A lot of people are speculating about how much corruption has taken place in this situation. The 700 jobs created as a result do not justify the existence of the project. When the NGO Albernus Maoir obtained from the Appeals Court of the Alba Iulia region, a resolution that would make illegal any urban plans proposed by Gabriel Resources in 2008, the latter got into contact with the minister of the Environment and the Forests, Laszlo Borbely, and the project regained its authorization to keep exploiting. The will of the Canadian mining lobby seems stronger than the Romanian people’s and the elected officials’ that are supposed to represent them.

For the past couple weeks, waves of revolt have risen against this project, the likes of which have not been seen since the end of the reign of the Communist Regime. This has taken place in Romanian cities as well as abroad, uniting political parties that usually have opposing views.

A Wandering Canadian…

English Canadians often say “the world needs more Canada.” In Romania, they have enough. This also applies to Greece. The latter country, having been ruined by the minds behind globalfinances, is considering getting involved with the Canadian mining industry, specifically with the Eldorado Gold project set in the rich ecosystem of Skouriès, making the neighboring populations very worried.

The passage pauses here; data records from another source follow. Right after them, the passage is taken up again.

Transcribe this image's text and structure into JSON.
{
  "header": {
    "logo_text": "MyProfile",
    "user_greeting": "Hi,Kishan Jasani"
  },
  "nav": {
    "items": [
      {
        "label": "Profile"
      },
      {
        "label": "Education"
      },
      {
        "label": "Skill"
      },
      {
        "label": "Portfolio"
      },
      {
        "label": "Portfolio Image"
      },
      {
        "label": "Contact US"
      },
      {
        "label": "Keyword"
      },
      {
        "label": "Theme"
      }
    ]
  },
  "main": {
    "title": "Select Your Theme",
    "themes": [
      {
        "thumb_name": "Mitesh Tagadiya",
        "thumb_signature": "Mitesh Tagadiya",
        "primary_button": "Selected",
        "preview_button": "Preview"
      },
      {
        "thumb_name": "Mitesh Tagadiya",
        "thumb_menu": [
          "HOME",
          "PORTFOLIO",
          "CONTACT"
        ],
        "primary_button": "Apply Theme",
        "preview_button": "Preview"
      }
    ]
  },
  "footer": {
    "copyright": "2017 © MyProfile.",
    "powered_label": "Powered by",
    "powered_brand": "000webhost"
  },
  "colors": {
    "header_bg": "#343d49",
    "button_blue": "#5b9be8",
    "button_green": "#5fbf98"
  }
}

Three out of four mining industries in the world are Canadian. A lot of them don’t directly come from Canada. They register themselves from Australia, Israel, France, Sweden or the United States for example, because the administrative framework in Canada provides immunity to them. The state has catered its regulations and fiscal policies to favor the financing of speculative exploration activities such as Ronia Montana. It is exceptional that a court has allowed for a criminal case to be held against a company for activities led outside the country’s borders. Canada provides insurance to its mining societies in cases of corruption and abuse abroad, as even the OECD is observing. Canadian diplomacy actively supports the various mining industries. Even though, on a national as well as international scale, the Canadian mining industry has a poor record in environmental, social, political, security and fiscal matters. It is easy to testify to this when consulting the plethora of documentation that exists on the matter. Witnesses of regular abuse, and criminal activity, hail from various sectors such as, parliamentary commissions, judicial courts, UN experts, independent consultants, economic specialists and veteran journalists.

Translated and transcribed by Marianne Hill.